**ASSIGNMENT**. The answer must reproduce every record exactly, with all pictures omitted.
*** Opening of TASK DATA ***
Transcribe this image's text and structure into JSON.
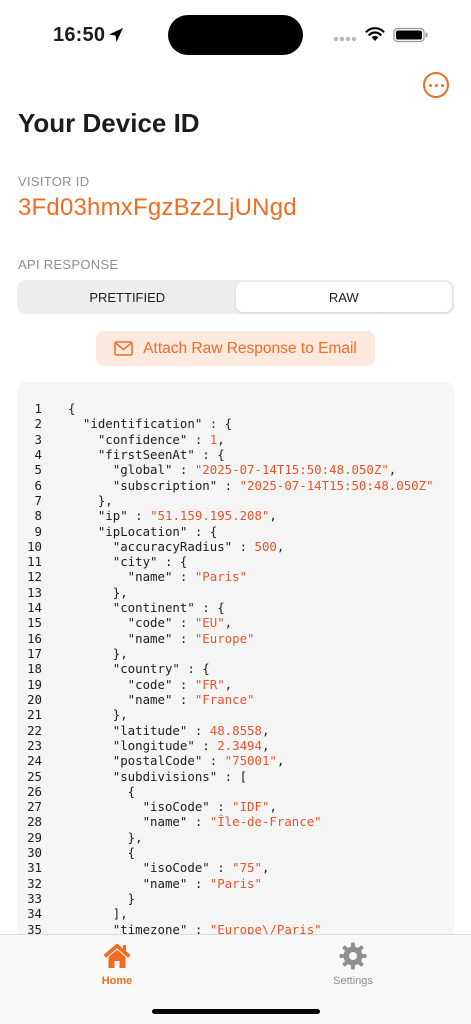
{
  "status_bar": {
    "time": "16:50"
  },
  "header": {
    "title": "Your Device ID",
    "more_icon": "ellipsis-circle-icon"
  },
  "visitor": {
    "label": "VISITOR ID",
    "id": "3Fd03hmxFgzBz2LjUNgd"
  },
  "api": {
    "label": "API RESPONSE",
    "tabs": [
      "PRETTIFIED",
      "RAW"
    ],
    "selected_tab": "RAW",
    "attach_label": "Attach Raw Response to Email",
    "attach_icon": "envelope-icon"
  },
  "code": [
    {
      "n": "1",
      "t": [
        [
          "p",
          "{"
        ]
      ]
    },
    {
      "n": "2",
      "t": [
        [
          "p",
          "  \"identification\" : {"
        ]
      ]
    },
    {
      "n": "3",
      "t": [
        [
          "p",
          "    \"confidence\" : "
        ],
        [
          "n",
          "1"
        ],
        [
          "p",
          ","
        ]
      ]
    },
    {
      "n": "4",
      "t": [
        [
          "p",
          "    \"firstSeenAt\" : {"
        ]
      ]
    },
    {
      "n": "5",
      "t": [
        [
          "p",
          "      \"global\" : "
        ],
        [
          "s",
          "\"2025-07-14T15:50:48.050Z\""
        ],
        [
          "p",
          ","
        ]
      ]
    },
    {
      "n": "6",
      "t": [
        [
          "p",
          "      \"subscription\" : "
        ],
        [
          "s",
          "\"2025-07-14T15:50:48.050Z\""
        ]
      ]
    },
    {
      "n": "7",
      "t": [
        [
          "p",
          "    },"
        ]
      ]
    },
    {
      "n": "8",
      "t": [
        [
          "p",
          "    \"ip\" : "
        ],
        [
          "s",
          "\"51.159.195.208\""
        ],
        [
          "p",
          ","
        ]
      ]
    },
    {
      "n": "9",
      "t": [
        [
          "p",
          "    \"ipLocation\" : {"
        ]
      ]
    },
    {
      "n": "10",
      "t": [
        [
          "p",
          "      \"accuracyRadius\" : "
        ],
        [
          "n",
          "500"
        ],
        [
          "p",
          ","
        ]
      ]
    },
    {
      "n": "11",
      "t": [
        [
          "p",
          "      \"city\" : {"
        ]
      ]
    },
    {
      "n": "12",
      "t": [
        [
          "p",
          "        \"name\" : "
        ],
        [
          "s",
          "\"Paris\""
        ]
      ]
    },
    {
      "n": "13",
      "t": [
        [
          "p",
          "      },"
        ]
      ]
    },
    {
      "n": "14",
      "t": [
        [
          "p",
          "      \"continent\" : {"
        ]
      ]
    },
    {
      "n": "15",
      "t": [
        [
          "p",
          "        \"code\" : "
        ],
        [
          "s",
          "\"EU\""
        ],
        [
          "p",
          ","
        ]
      ]
    },
    {
      "n": "16",
      "t": [
        [
          "p",
          "        \"name\" : "
        ],
        [
          "s",
          "\"Europe\""
        ]
      ]
    },
    {
      "n": "17",
      "t": [
        [
          "p",
          "      },"
        ]
      ]
    },
    {
      "n": "18",
      "t": [
        [
          "p",
          "      \"country\" : {"
        ]
      ]
    },
    {
      "n": "19",
      "t": [
        [
          "p",
          "        \"code\" : "
        ],
        [
          "s",
          "\"FR\""
        ],
        [
          "p",
          ","
        ]
      ]
    },
    {
      "n": "20",
      "t": [
        [
          "p",
          "        \"name\" : "
        ],
        [
          "s",
          "\"France\""
        ]
      ]
    },
    {
      "n": "21",
      "t": [
        [
          "p",
          "      },"
        ]
      ]
    },
    {
      "n": "22",
      "t": [
        [
          "p",
          "      \"latitude\" : "
        ],
        [
          "n",
          "48.8558"
        ],
        [
          "p",
          ","
        ]
      ]
    },
    {
      "n": "23",
      "t": [
        [
          "p",
          "      \"longitude\" : "
        ],
        [
          "n",
          "2.3494"
        ],
        [
          "p",
          ","
        ]
      ]
    },
    {
      "n": "24",
      "t": [
        [
          "p",
          "      \"postalCode\" : "
        ],
        [
          "s",
          "\"75001\""
        ],
        [
          "p",
          ","
        ]
      ]
    },
    {
      "n": "25",
      "t": [
        [
          "p",
          "      \"subdivisions\" : ["
        ]
      ]
    },
    {
      "n": "26",
      "t": [
        [
          "p",
          "        {"
        ]
      ]
    },
    {
      "n": "27",
      "t": [
        [
          "p",
          "          \"isoCode\" : "
        ],
        [
          "s",
          "\"IDF\""
        ],
        [
          "p",
          ","
        ]
      ]
    },
    {
      "n": "28",
      "t": [
        [
          "p",
          "          \"name\" : "
        ],
        [
          "s",
          "\"Île-de-France\""
        ]
      ]
    },
    {
      "n": "29",
      "t": [
        [
          "p",
          "        },"
        ]
      ]
    },
    {
      "n": "30",
      "t": [
        [
          "p",
          "        {"
        ]
      ]
    },
    {
      "n": "31",
      "t": [
        [
          "p",
          "          \"isoCode\" : "
        ],
        [
          "s",
          "\"75\""
        ],
        [
          "p",
          ","
        ]
      ]
    },
    {
      "n": "32",
      "t": [
        [
          "p",
          "          \"name\" : "
        ],
        [
          "s",
          "\"Paris\""
        ]
      ]
    },
    {
      "n": "33",
      "t": [
        [
          "p",
          "        }"
        ]
      ]
    },
    {
      "n": "34",
      "t": [
        [
          "p",
          "      ],"
        ]
      ]
    },
    {
      "n": "35",
      "t": [
        [
          "p",
          "      \"timezone\" : "
        ],
        [
          "s",
          "\"Europe\\/Paris\""
        ]
      ]
    }
  ],
  "tab_bar": {
    "items": [
      {
        "label": "Home",
        "icon": "house-icon",
        "active": true
      },
      {
        "label": "Settings",
        "icon": "gear-icon",
        "active": false
      }
    ]
  },
  "colors": {
    "accent": "#f26b21",
    "accent_bg": "#fde9de"
  }
}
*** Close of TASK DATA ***
**SOLUTION**.
Transcribe this image's text and structure into JSON.
{
  "status_bar": {
    "time": "16:50"
  },
  "header": {
    "title": "Your Device ID",
    "more_icon": "ellipsis-circle-icon"
  },
  "visitor": {
    "label": "VISITOR ID",
    "id": "3Fd03hmxFgzBz2LjUNgd"
  },
  "api": {
    "label": "API RESPONSE",
    "tabs": [
      "PRETTIFIED",
      "RAW"
    ],
    "selected_tab": "RAW",
    "attach_label": "Attach Raw Response to Email",
    "attach_icon": "envelope-icon"
  },
  "code": [
    {
      "n": "1",
      "t": [
        [
          "p",
          "{"
        ]
      ]
    },
    {
      "n": "2",
      "t": [
        [
          "p",
          "  \"identification\" : {"
        ]
      ]
    },
    {
      "n": "3",
      "t": [
        [
          "p",
          "    \"confidence\" : "
        ],
        [
          "n",
          "1"
        ],
        [
          "p",
          ","
        ]
      ]
    },
    {
      "n": "4",
      "t": [
        [
          "p",
          "    \"firstSeenAt\" : {"
        ]
      ]
    },
    {
      "n": "5",
      "t": [
        [
          "p",
          "      \"global\" : "
        ],
        [
          "s",
          "\"2025-07-14T15:50:48.050Z\""
        ],
        [
          "p",
          ","
        ]
      ]
    },
    {
      "n": "6",
      "t": [
        [
          "p",
          "      \"subscription\" : "
        ],
        [
          "s",
          "\"2025-07-14T15:50:48.050Z\""
        ]
      ]
    },
    {
      "n": "7",
      "t": [
        [
          "p",
          "    },"
        ]
      ]
    },
    {
      "n": "8",
      "t": [
        [
          "p",
          "    \"ip\" : "
        ],
        [
          "s",
          "\"51.159.195.208\""
        ],
        [
          "p",
          ","
        ]
      ]
    },
    {
      "n": "9",
      "t": [
        [
          "p",
          "    \"ipLocation\" : {"
        ]
      ]
    },
    {
      "n": "10",
      "t": [
        [
          "p",
          "      \"accuracyRadius\" : "
        ],
        [
          "n",
          "500"
        ],
        [
          "p",
          ","
        ]
      ]
    },
    {
      "n": "11",
      "t": [
        [
          "p",
          "      \"city\" : {"
        ]
      ]
    },
    {
      "n": "12",
      "t": [
        [
          "p",
          "        \"name\" : "
        ],
        [
          "s",
          "\"Paris\""
        ]
      ]
    },
    {
      "n": "13",
      "t": [
        [
          "p",
          "      },"
        ]
      ]
    },
    {
      "n": "14",
      "t": [
        [
          "p",
          "      \"continent\" : {"
        ]
      ]
    },
    {
      "n": "15",
      "t": [
        [
          "p",
          "        \"code\" : "
        ],
        [
          "s",
          "\"EU\""
        ],
        [
          "p",
          ","
        ]
      ]
    },
    {
      "n": "16",
      "t": [
        [
          "p",
          "        \"name\" : "
        ],
        [
          "s",
          "\"Europe\""
        ]
      ]
    },
    {
      "n": "17",
      "t": [
        [
          "p",
          "      },"
        ]
      ]
    },
    {
      "n": "18",
      "t": [
        [
          "p",
          "      \"country\" : {"
        ]
      ]
    },
    {
      "n": "19",
      "t": [
        [
          "p",
          "        \"code\" : "
        ],
        [
          "s",
          "\"FR\""
        ],
        [
          "p",
          ","
        ]
      ]
    },
    {
      "n": "20",
      "t": [
        [
          "p",
          "        \"name\" : "
        ],
        [
          "s",
          "\"France\""
        ]
      ]
    },
    {
      "n": "21",
      "t": [
        [
          "p",
          "      },"
        ]
      ]
    },
    {
      "n": "22",
      "t": [
        [
          "p",
          "      \"latitude\" : "
        ],
        [
          "n",
          "48.8558"
        ],
        [
          "p",
          ","
        ]
      ]
    },
    {
      "n": "23",
      "t": [
        [
          "p",
          "      \"longitude\" : "
        ],
        [
          "n",
          "2.3494"
        ],
        [
          "p",
          ","
        ]
      ]
    },
    {
      "n": "24",
      "t": [
        [
          "p",
          "      \"postalCode\" : "
        ],
        [
          "s",
          "\"75001\""
        ],
        [
          "p",
          ","
        ]
      ]
    },
    {
      "n": "25",
      "t": [
        [
          "p",
          "      \"subdivisions\" : ["
        ]
      ]
    },
    {
      "n": "26",
      "t": [
        [
          "p",
          "        {"
        ]
      ]
    },
    {
      "n": "27",
      "t": [
        [
          "p",
          "          \"isoCode\" : "
        ],
        [
          "s",
          "\"IDF\""
        ],
        [
          "p",
          ","
        ]
      ]
    },
    {
      "n": "28",
      "t": [
        [
          "p",
          "          \"name\" : "
        ],
        [
          "s",
          "\"Île-de-France\""
        ]
      ]
    },
    {
      "n": "29",
      "t": [
        [
          "p",
          "        },"
        ]
      ]
    },
    {
      "n": "30",
      "t": [
        [
          "p",
          "        {"
        ]
      ]
    },
    {
      "n": "31",
      "t": [
        [
          "p",
          "          \"isoCode\" : "
        ],
        [
          "s",
          "\"75\""
        ],
        [
          "p",
          ","
        ]
      ]
    },
    {
      "n": "32",
      "t": [
        [
          "p",
          "          \"name\" : "
        ],
        [
          "s",
          "\"Paris\""
        ]
      ]
    },
    {
      "n": "33",
      "t": [
        [
          "p",
          "        }"
        ]
      ]
    },
    {
      "n": "34",
      "t": [
        [
          "p",
          "      ],"
        ]
      ]
    },
    {
      "n": "35",
      "t": [
        [
          "p",
          "      \"timezone\" : "
        ],
        [
          "s",
          "\"Europe\\/Paris\""
        ]
      ]
    }
  ],
  "tab_bar": {
    "items": [
      {
        "label": "Home",
        "icon": "house-icon",
        "active": true
      },
      {
        "label": "Settings",
        "icon": "gear-icon",
        "active": false
      }
    ]
  },
  "colors": {
    "accent": "#f26b21",
    "accent_bg": "#fde9de"
  }
}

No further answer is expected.